Sonoma Valley Museum of Art, Sonoma
With a slightly different approach to innovation, An Accomplishment in Creativity: The Egyptian Children’s Tapestries features a project about creativity and children through the medium of tapestry. The project began in the 1950s as a unique educational experiment implemented by architect Ramses Wissa Wassef in the village of Harrania, Egypt. Prior to formal schooling, children between the ages of 5 and 10 in the small village, located at the foot of the Giza Pyramids, were selected to weave images created entirely from their own imagination. With only minimal instruction in technique, and no outside artistic influence, or adult criticism, Wassef set out to show that anyone, with the right environment, has the potential to create outstanding artwork. The over 25 tapestries on view come from the collection of Sonoma County resident, David B. Williams, who has travelled to the village and collected more than 200 weavings over several decades.
Marin Community Foundation, Novato
Installed in the large and specially designed office space of the Marin Community Foundation, fiberSHED presents approximately ninety artworks by twenty-four fiber artists, primarily from the Bay Area.
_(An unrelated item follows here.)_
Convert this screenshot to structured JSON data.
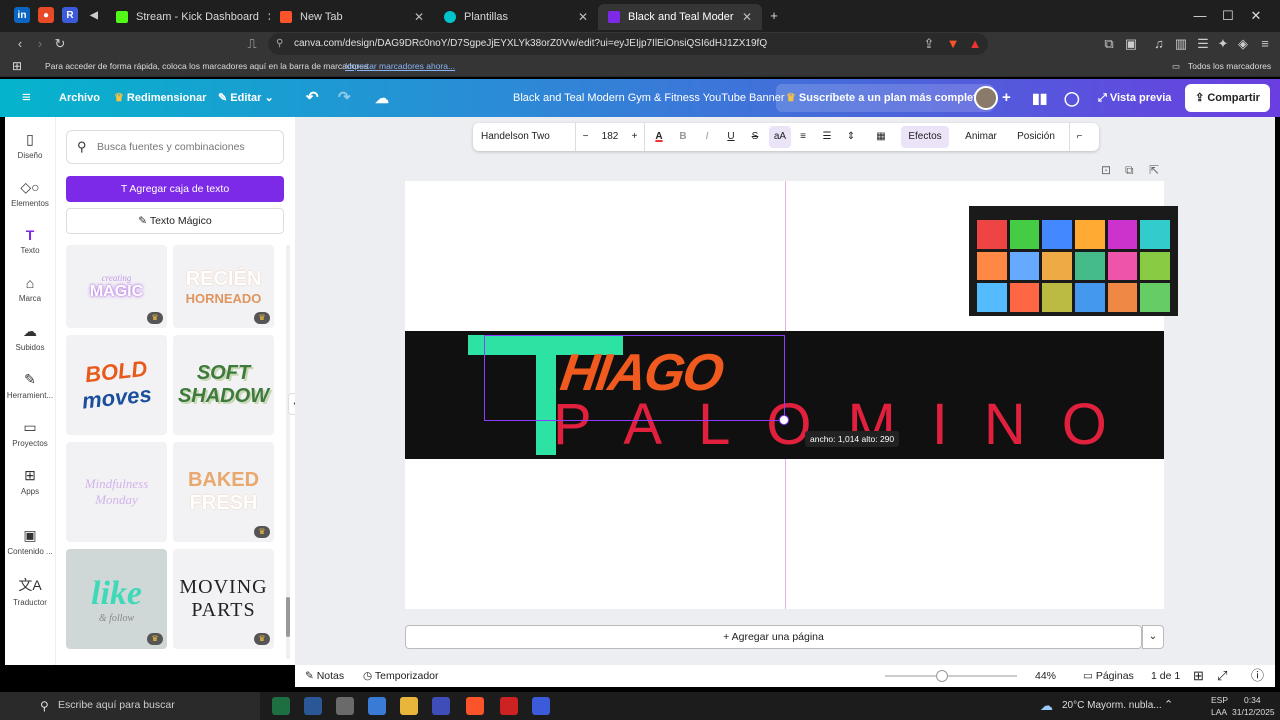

Curator, Patricia Watts, has researched and organized a survey of work that reflects the regional propensity for environmental and conceptual art-making, while pushing the boundaries of fiber and textile arts in exciting and inventive ways. In reference to the title, fiberSHED, Watts states that, “These are artists who share a unique relationship with the landscape and who are making cutting-edge artworks rich in craft tradition, while reflecting local sociocultural discourse.”
In many ways Lia Cook epitomizes the current trends in fiber arts. Her work is on view at both the Marin Community Foundation, and the Art Museum of Sonoma County; additionally she was one of the three jurors for the show in Sebastopol. Cook, who is a Professor of Art, at California College of Arts, works in a variety of media combining weaving with painting, photography, video and digital technology, along with scientific inquiry. For her current project, Su Series, Cook is working in collaboration with neuroscientists to explore the sensuality of the woven image and the emotional connections to memories of touch and cloth.
George-Ann Bowers looks to the natural world for inspiration, as seen in Annie Creek. The infinite intricacies of pattern and structure in tree bark, lichen, rock formations and other natural phenomena inspire her compositions, evoking the fleeting moments of a dynamic and continuous cycle of creation, destruction and change.
These four exhibitions cover a full spectrum of traditional fiber and textile methods, while incorporating innovative uses of nontraditional materials, as well as mixed and new media. The work also explores various new directions including conceptual art and social commentary influenced by postmodern ideas.
Sebastopol Center for the Arts
International Fiber Arts VII, through November 28, 2015
282 High Street, in the Veterans’ Memorial Bldg., Sebastopol, CA
Art Museum of Sonoma County
Sculpted Fiber: West Coast Fiber Artists, through November 29, 2015
425 Seventh Street, Santa Rosa, CA
Sonoma Valley Museum of Art
An Accomplishment in Creativity: The Egyptian Children’s Tapestries, through December 6, 2015
551 Broadway, Sonoma, CA
Marin Community Foundation
fiberSHED, through January 15, 2016
5 Hamilton Landing, Suite 200, Novato, CA